__WORK ITEM__. Work out how many lines of the records contain "Blood". Answer with the number and nothing else.

(Items from an interface collection)
Content starts
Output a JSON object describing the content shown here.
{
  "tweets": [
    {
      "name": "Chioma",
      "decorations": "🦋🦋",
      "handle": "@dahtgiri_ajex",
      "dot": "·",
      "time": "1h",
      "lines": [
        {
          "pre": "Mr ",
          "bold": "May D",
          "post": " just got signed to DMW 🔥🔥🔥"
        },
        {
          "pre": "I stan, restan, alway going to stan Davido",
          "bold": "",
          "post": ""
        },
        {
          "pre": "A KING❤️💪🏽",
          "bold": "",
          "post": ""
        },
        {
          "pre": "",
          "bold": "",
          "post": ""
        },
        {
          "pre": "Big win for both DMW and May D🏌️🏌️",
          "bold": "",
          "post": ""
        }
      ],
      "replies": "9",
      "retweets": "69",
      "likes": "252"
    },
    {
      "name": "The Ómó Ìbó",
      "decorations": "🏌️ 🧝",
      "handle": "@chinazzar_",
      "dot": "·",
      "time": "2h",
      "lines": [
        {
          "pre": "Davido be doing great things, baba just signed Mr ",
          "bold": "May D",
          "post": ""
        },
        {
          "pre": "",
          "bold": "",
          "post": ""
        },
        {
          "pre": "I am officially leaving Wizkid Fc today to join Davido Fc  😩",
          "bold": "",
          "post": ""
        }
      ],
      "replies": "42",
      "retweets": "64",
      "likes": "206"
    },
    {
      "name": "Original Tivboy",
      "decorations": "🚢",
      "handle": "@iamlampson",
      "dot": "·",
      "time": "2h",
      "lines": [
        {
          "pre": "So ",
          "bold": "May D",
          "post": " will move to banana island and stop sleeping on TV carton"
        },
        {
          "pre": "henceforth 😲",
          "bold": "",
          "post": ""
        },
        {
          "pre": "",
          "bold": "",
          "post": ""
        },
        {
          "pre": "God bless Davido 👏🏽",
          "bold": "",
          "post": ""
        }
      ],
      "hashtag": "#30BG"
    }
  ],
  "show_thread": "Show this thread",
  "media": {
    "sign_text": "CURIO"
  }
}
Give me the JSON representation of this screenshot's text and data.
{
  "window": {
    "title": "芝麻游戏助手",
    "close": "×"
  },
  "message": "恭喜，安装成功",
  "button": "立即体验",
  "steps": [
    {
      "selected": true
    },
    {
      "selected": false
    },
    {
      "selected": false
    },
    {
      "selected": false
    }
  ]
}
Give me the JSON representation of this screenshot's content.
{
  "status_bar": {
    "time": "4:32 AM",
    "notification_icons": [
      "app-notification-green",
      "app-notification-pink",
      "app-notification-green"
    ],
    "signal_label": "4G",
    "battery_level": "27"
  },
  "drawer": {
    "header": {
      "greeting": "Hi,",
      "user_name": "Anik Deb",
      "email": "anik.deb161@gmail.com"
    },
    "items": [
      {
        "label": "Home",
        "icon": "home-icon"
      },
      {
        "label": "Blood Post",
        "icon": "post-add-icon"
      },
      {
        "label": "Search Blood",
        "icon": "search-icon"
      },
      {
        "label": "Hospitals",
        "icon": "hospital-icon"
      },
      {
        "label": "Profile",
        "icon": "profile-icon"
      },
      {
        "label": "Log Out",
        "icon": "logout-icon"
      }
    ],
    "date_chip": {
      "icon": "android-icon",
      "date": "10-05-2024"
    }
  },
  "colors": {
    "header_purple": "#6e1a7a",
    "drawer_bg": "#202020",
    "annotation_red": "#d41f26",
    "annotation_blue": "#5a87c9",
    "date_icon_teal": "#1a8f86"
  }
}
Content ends
__TASK ANSWER__. 2